Political risk must-reads
Eurasia Group just started posting our favorite political risk articles of the week on Foreign Policy, which I’d like to share here as well. As always, feel free to give us your feedback or selections @EurasiaGroup or @IanBremmer. This is being reprinted from ForeignPolicy.com.
1. “Why the Reset Should Be Reset”
Thomas E. Graham and Dmitri Trenin, New York Times
In light of Vladimir Putin’s State of the Union address on Wednesday, a speech which signaled more of the same on the home front, it’s worth tracking the shifting dynamic between Russia and the United States. With relations deteriorating, is a grander “longer-term strategic framework” out of the question?
2. “For Better Planning, Watch Global Demographic Trends”
Joseph Chamie, Yale Global
In a world of economic uncertainty, some demographic trends hold predictive power. Here are seven of them.
3. “Saudi Arabia Makes Big Bet On Solar”
Danny Kennedy, Forbes
Saudi Arabia’s $100 billion investment is merely a launching point for an interesting wider treatment of the viability of solar power from an investment standpoint.
4. “Millions in Ransoms Fuel Militants’ Clout in West Africa”
Adam Nossiter, New York Times
Mali has been all over the news this week, with discussion of the best response to extremist control of the northern part of the country. France put forward a plan, and US ambassador to the United Nations Susan Rice dismissed it as “crap.” Add the lucrative kidnappings that al Qaeda in the Islamic Maghreb has been conducting over the past decade and we’re left with an increasingly toxic mix of problems.
5. “The Insourcing Boom”
Charles Fishman, The Atlantic (December 2012)

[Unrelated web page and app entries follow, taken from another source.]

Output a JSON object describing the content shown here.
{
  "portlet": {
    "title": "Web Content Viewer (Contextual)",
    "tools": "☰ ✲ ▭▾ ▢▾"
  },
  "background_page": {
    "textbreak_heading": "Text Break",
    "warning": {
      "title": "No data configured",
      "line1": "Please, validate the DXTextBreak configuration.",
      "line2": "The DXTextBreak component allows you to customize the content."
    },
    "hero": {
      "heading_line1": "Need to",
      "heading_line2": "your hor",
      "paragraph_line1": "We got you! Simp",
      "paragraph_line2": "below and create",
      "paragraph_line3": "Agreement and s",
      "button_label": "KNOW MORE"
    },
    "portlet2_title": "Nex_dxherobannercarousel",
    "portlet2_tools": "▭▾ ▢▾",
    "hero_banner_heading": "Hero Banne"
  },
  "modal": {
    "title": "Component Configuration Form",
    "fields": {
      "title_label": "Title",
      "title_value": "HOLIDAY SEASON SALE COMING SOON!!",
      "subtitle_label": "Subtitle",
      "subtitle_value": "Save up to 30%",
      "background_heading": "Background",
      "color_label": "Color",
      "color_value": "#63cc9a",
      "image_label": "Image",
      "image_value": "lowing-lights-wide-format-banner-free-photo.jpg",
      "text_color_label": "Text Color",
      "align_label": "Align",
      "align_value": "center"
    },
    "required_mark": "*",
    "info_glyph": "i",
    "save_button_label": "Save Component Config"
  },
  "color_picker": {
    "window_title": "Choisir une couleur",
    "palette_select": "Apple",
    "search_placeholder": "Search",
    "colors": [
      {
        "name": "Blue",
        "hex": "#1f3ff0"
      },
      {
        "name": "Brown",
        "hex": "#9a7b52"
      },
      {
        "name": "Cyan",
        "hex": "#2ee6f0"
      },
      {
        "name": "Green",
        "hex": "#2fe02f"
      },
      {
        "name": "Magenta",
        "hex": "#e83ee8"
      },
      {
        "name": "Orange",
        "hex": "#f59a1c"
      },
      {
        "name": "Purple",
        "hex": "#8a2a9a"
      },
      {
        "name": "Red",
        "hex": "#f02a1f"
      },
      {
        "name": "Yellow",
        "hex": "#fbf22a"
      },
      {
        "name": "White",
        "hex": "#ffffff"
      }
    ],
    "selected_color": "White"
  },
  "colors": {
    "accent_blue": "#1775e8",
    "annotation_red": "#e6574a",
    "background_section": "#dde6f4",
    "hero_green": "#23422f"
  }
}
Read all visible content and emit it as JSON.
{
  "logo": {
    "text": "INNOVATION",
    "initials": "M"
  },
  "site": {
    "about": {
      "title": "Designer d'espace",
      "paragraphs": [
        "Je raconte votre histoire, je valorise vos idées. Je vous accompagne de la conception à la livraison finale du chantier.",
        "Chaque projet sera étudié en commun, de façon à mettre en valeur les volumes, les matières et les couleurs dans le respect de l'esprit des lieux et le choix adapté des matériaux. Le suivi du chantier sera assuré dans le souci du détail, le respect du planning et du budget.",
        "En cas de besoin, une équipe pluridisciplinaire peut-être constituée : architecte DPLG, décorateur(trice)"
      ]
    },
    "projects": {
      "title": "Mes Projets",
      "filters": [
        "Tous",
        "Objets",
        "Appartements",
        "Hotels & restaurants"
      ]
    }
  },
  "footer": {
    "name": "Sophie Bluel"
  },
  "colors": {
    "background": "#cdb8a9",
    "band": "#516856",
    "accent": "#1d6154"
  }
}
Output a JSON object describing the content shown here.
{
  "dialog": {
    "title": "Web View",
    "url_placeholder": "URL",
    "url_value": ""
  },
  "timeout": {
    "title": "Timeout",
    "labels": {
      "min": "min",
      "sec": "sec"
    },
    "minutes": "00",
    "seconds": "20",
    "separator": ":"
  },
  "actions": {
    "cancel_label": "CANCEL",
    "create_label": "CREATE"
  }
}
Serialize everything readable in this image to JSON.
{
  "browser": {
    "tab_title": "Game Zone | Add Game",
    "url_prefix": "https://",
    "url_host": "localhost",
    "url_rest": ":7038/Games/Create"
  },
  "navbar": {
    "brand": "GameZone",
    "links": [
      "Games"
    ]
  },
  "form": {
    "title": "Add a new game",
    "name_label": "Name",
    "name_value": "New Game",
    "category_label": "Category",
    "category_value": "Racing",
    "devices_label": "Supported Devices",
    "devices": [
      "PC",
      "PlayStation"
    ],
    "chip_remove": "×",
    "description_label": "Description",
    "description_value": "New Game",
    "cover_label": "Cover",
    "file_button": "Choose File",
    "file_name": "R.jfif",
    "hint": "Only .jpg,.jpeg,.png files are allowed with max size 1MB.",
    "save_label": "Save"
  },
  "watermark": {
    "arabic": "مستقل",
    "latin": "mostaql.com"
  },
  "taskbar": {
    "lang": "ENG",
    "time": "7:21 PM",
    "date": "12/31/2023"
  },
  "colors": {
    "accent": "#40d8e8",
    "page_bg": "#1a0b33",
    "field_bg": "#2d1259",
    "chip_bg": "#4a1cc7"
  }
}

“I think the era of inexpensive labor is basically over,” said Jeffrey Immelt, CEO of General Electric. This profound shift is changing business models-and perhaps even outsourcing practices, as we see hints of manufacturing coming back to the United States. After all, if (A) labor is a smaller portion of a product’s cost structure, (B) the difference between the cost of labor in China and the US is shrinking, and (C) manufacturing at home brings a slew of synergistic and innovative advantages, perhaps we are witnessing the rebirth of American manufacturing. This piece expertly weaves these global issues into a historical account of GE’s Appliance Park in Louisville.
6. “Global Trends 2030: Alternative Worlds”
The National Intelligence Council (December 2012)
Whether you call it the G-Zero, as we do at Eurasia Group, or “a multipolar world” where the US is no longer the hegemonic power and no one country will take its place, the NIC’s new report provides a compelling map of this new global order’s significance in shaping the world of tomorrow. ‘Megatrends,’ ‘Game-Changers,’ ‘Potential Worlds’, and everything from the impact of 3D printing to the potential for ‘black swan’ events makes for a fascinating read.